Maybe it’s been there all along and I’ve just not noticed, but the current crop of Christmas romance movies not only have that lonely, big-city guy/gal finding love not in a big city but in a small town as they slowly connect (or reconnect) with those small-town values – home, family, children, friends and traditions.
The reality is, however, that moving to a small town isn’t always a cure for big city depression. After 16 years of living in Haddonfield, I still sometimes feel like an outsider. I wasn’t raised here and I didn’t raise children here, and Haddonfield is definitely a family-oriented town, which is wonderful. So I have found other ways of connecting by doing what I do best.
I was elected to the Board of Directors of my Community as the Communications Director. The President of the Board created that position for me taking advantage of one of my strengths. I am the Board member residents contact when they have issues (what we used to call “problems”) and I do my best to get their issue resolved with a lot of help from my fellow Board members.
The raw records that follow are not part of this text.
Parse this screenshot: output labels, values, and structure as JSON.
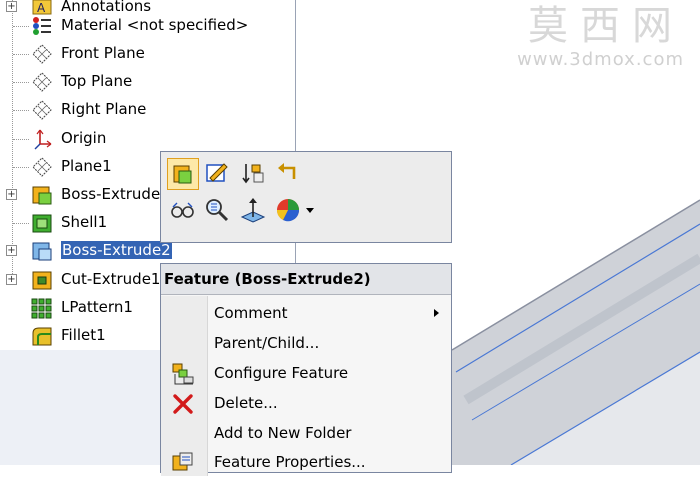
{
  "tree": {
    "items": [
      {
        "label": "Annotations",
        "icon": "annotations-icon",
        "expandable": true
      },
      {
        "label": "Material <not specified>",
        "icon": "material-icon",
        "expandable": false
      },
      {
        "label": "Front Plane",
        "icon": "plane-icon",
        "expandable": false
      },
      {
        "label": "Top Plane",
        "icon": "plane-icon",
        "expandable": false
      },
      {
        "label": "Right Plane",
        "icon": "plane-icon",
        "expandable": false
      },
      {
        "label": "Origin",
        "icon": "origin-icon",
        "expandable": false
      },
      {
        "label": "Plane1",
        "icon": "plane-icon",
        "expandable": false
      },
      {
        "label": "Boss-Extrude1",
        "icon": "boss-extrude-icon",
        "expandable": true
      },
      {
        "label": "Shell1",
        "icon": "shell-icon",
        "expandable": false
      },
      {
        "label": "Boss-Extrude2",
        "icon": "boss-extrude-icon",
        "expandable": true,
        "selected": true
      },
      {
        "label": "Cut-Extrude1",
        "icon": "cut-extrude-icon",
        "expandable": true
      },
      {
        "label": "LPattern1",
        "icon": "linear-pattern-icon",
        "expandable": false
      },
      {
        "label": "Fillet1",
        "icon": "fillet-icon",
        "expandable": false
      }
    ]
  },
  "watermark": {
    "text_cn": "莫西网",
    "url": "www.3dmox.com"
  },
  "toolbar": {
    "buttons": [
      {
        "icon": "edit-feature-icon"
      },
      {
        "icon": "edit-sketch-icon"
      },
      {
        "icon": "rollback-icon"
      },
      {
        "icon": "undo-icon"
      },
      {
        "icon": "hide-show-icon"
      },
      {
        "icon": "zoom-to-selection-icon"
      },
      {
        "icon": "normal-to-icon"
      },
      {
        "icon": "appearance-icon"
      }
    ]
  },
  "menu": {
    "title": "Feature (Boss-Extrude2)",
    "items": [
      {
        "label": "Comment",
        "submenu": true
      },
      {
        "label": "Parent/Child...",
        "submenu": false
      },
      {
        "label": "Configure Feature",
        "submenu": false,
        "icon": "configure-feature-icon"
      },
      {
        "label": "Delete...",
        "submenu": false,
        "icon": "delete-icon"
      },
      {
        "label": "Add to New Folder",
        "submenu": false
      },
      {
        "label": "Feature Properties...",
        "submenu": false,
        "icon": "feature-properties-icon"
      }
    ]
  },
  "colors": {
    "selection": "#3464b4",
    "menu_border": "#7a86a0",
    "model_body": "#c9ccd2",
    "model_edge": "#4a78d4"
  }
}
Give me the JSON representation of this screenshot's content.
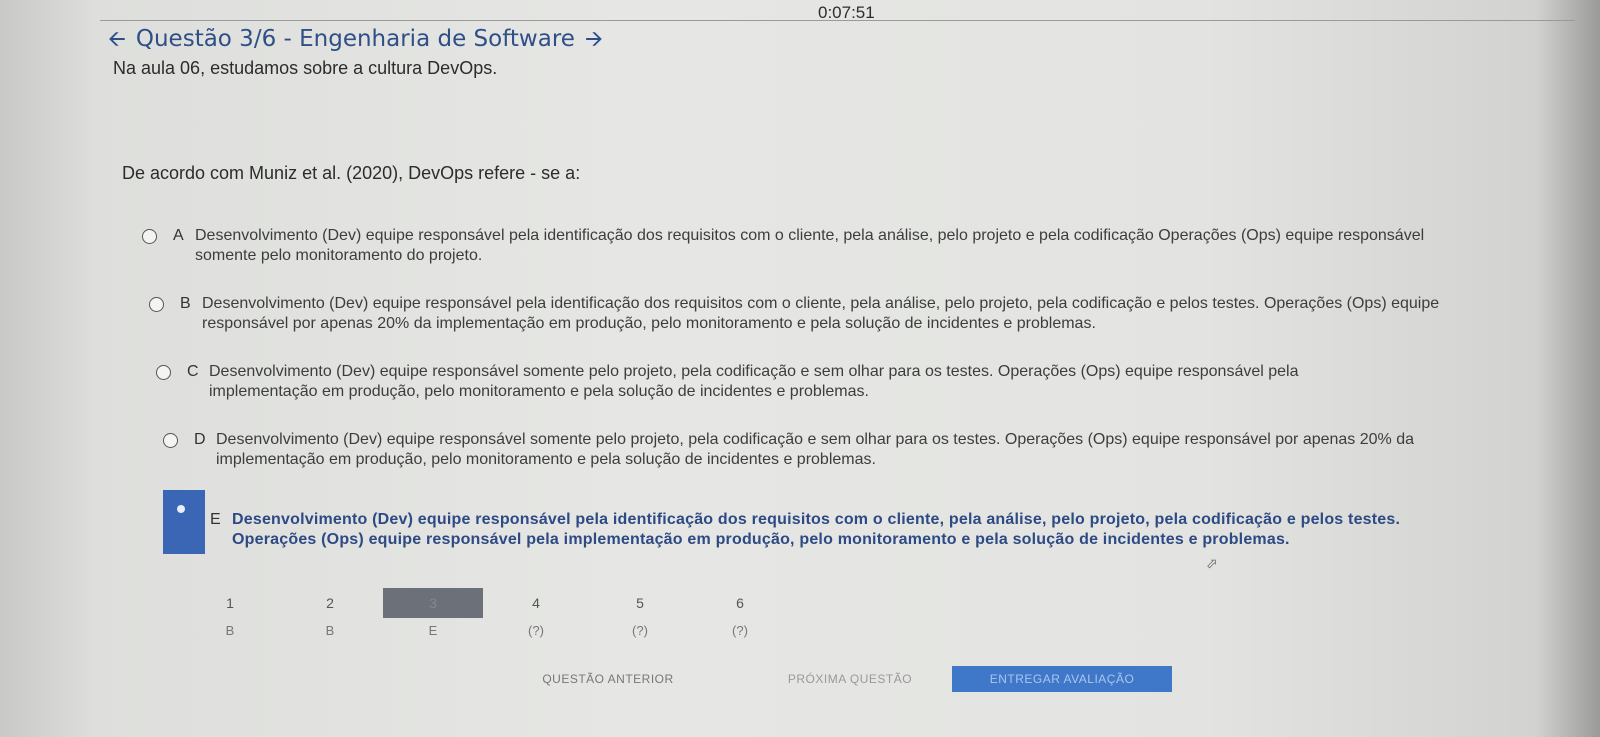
{
  "timer": "0:07:51",
  "header": {
    "title": "Questão 3/6 - Engenharia de Software",
    "prev_arrow_icon": "arrow-left-icon",
    "next_arrow_icon": "arrow-right-icon"
  },
  "intro": "Na aula 06, estudamos sobre a cultura DevOps.",
  "question": "De acordo com Muniz et al. (2020), DevOps refere - se a:",
  "options": [
    {
      "letter": "A",
      "text": "Desenvolvimento (Dev) equipe responsável pela identificação dos requisitos com o cliente, pela análise, pelo projeto e pela codificação Operações (Ops) equipe responsável somente pelo monitoramento do projeto."
    },
    {
      "letter": "B",
      "text": "Desenvolvimento (Dev) equipe responsável pela identificação dos requisitos com o cliente, pela análise, pelo projeto, pela codificação e pelos testes. Operações (Ops) equipe responsável por apenas 20% da implementação em produção, pelo monitoramento e pela solução de incidentes e problemas."
    },
    {
      "letter": "C",
      "text": "Desenvolvimento (Dev) equipe responsável somente pelo projeto, pela codificação e sem olhar para os testes. Operações (Ops) equipe responsável pela implementação em produção, pelo monitoramento e pela solução de incidentes e problemas."
    },
    {
      "letter": "D",
      "text": "Desenvolvimento (Dev) equipe responsável somente pelo projeto, pela codificação e sem olhar para os testes. Operações (Ops) equipe responsável por apenas 20% da implementação em produção, pelo monitoramento e pela solução de incidentes e problemas."
    },
    {
      "letter": "E",
      "text": "Desenvolvimento (Dev) equipe responsável pela identificação dos requisitos com o cliente, pela análise, pelo projeto, pela codificação e pelos testes. Operações (Ops) equipe responsável pela implementação em produção, pelo monitoramento e pela solução de incidentes e problemas."
    }
  ],
  "selected_option": "E",
  "question_nav": [
    {
      "number": "1",
      "answer": "B"
    },
    {
      "number": "2",
      "answer": "B"
    },
    {
      "number": "3",
      "answer": "E"
    },
    {
      "number": "4",
      "answer": "(?)"
    },
    {
      "number": "5",
      "answer": "(?)"
    },
    {
      "number": "6",
      "answer": "(?)"
    }
  ],
  "active_question": "3",
  "buttons": {
    "prev": "QUESTÃO ANTERIOR",
    "next": "PRÓXIMA QUESTÃO",
    "submit": "ENTREGAR AVALIAÇÃO"
  },
  "colors": {
    "title": "#2f4f86",
    "selected": "#3b66b5",
    "submit_button": "#3f78c9"
  }
}
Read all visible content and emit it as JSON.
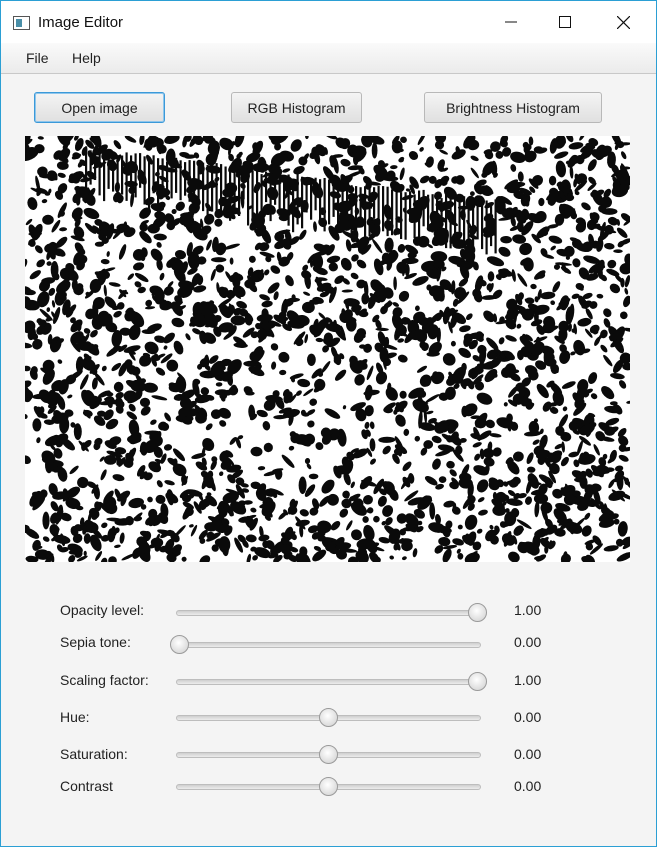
{
  "window": {
    "title": "Image Editor"
  },
  "icons": {
    "app": "app-window-icon",
    "minimize": "minimize-icon",
    "maximize": "maximize-icon",
    "close": "close-icon"
  },
  "menu": {
    "file": "File",
    "help": "Help"
  },
  "toolbar": {
    "open_label": "Open image",
    "rgb_label": "RGB Histogram",
    "brightness_label": "Brightness Histogram"
  },
  "controls": [
    {
      "label": "Opacity level:",
      "value": "1.00",
      "fraction": 1.0
    },
    {
      "label": "Sepia tone:",
      "value": "0.00",
      "fraction": 0.0
    },
    {
      "label": "Scaling factor:",
      "value": "1.00",
      "fraction": 1.0
    },
    {
      "label": "Hue:",
      "value": "0.00",
      "fraction": 0.5
    },
    {
      "label": "Saturation:",
      "value": "0.00",
      "fraction": 0.5
    },
    {
      "label": "Contrast",
      "value": "0.00",
      "fraction": 0.5
    }
  ],
  "colors": {
    "window_border": "#2b9fd4",
    "focus_accent": "#3b99d8"
  }
}
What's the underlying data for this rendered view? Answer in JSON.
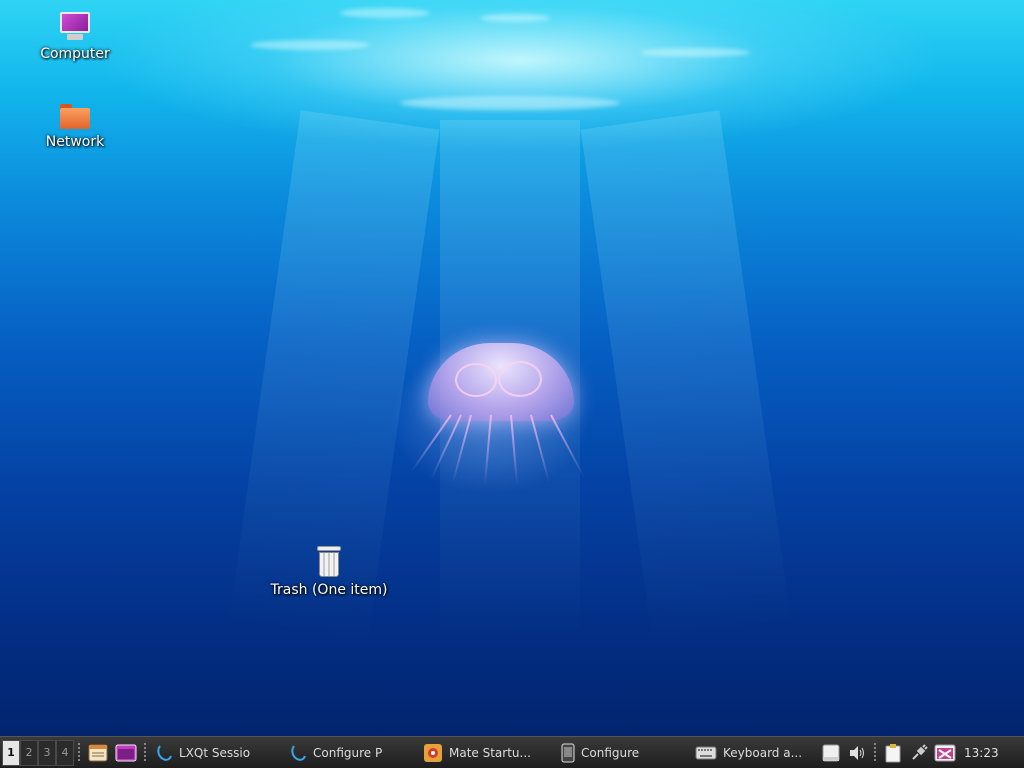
{
  "desktop": {
    "icons": [
      {
        "label": "Computer",
        "icon": "computer-icon"
      },
      {
        "label": "Network",
        "icon": "network-folder-icon"
      },
      {
        "label": "Trash (One item)",
        "icon": "trash-icon"
      }
    ]
  },
  "taskbar": {
    "workspaces": [
      "1",
      "2",
      "3",
      "4"
    ],
    "active_workspace": "1",
    "quicklaunch": [
      {
        "icon": "file-manager-icon"
      },
      {
        "icon": "terminal-icon"
      }
    ],
    "tasks": [
      {
        "label": "LXQt Sessio",
        "icon": "lxqt-icon"
      },
      {
        "label": "Configure P",
        "icon": "lxqt-icon"
      },
      {
        "label": "Mate Startu...",
        "icon": "startup-apps-icon"
      },
      {
        "label": "Configure",
        "icon": "mobile-device-icon"
      },
      {
        "label": "Keyboard a...",
        "icon": "keyboard-icon"
      }
    ],
    "tray": [
      {
        "icon": "removable-drive-icon"
      },
      {
        "icon": "volume-icon"
      },
      {
        "icon": "clipboard-icon"
      },
      {
        "icon": "network-plug-icon"
      },
      {
        "icon": "update-notifier-icon"
      }
    ],
    "clock": "13:23"
  }
}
In addition, I started the practice of sending Community Bulletin Board memos to keep people up-to-date. I also created a Newsletter which I’ve been sending out quarterly for the last six years. This is probably the most popular thing I do. I love doing it and the residents love reading it; many have requested to remain on the distribution list after they’ve moved away, just to stay connected.
So you see, it’s all about connections – how I established connections to my Community and how I help those in my Community connect with each other.
After creating man, God observed that it was not good for him to be alone. I often get angry and frustrated with Him at the way He set things up, but I have to hand it to Him on this one. This one He got right. How we make that connection, or not, is all up to us.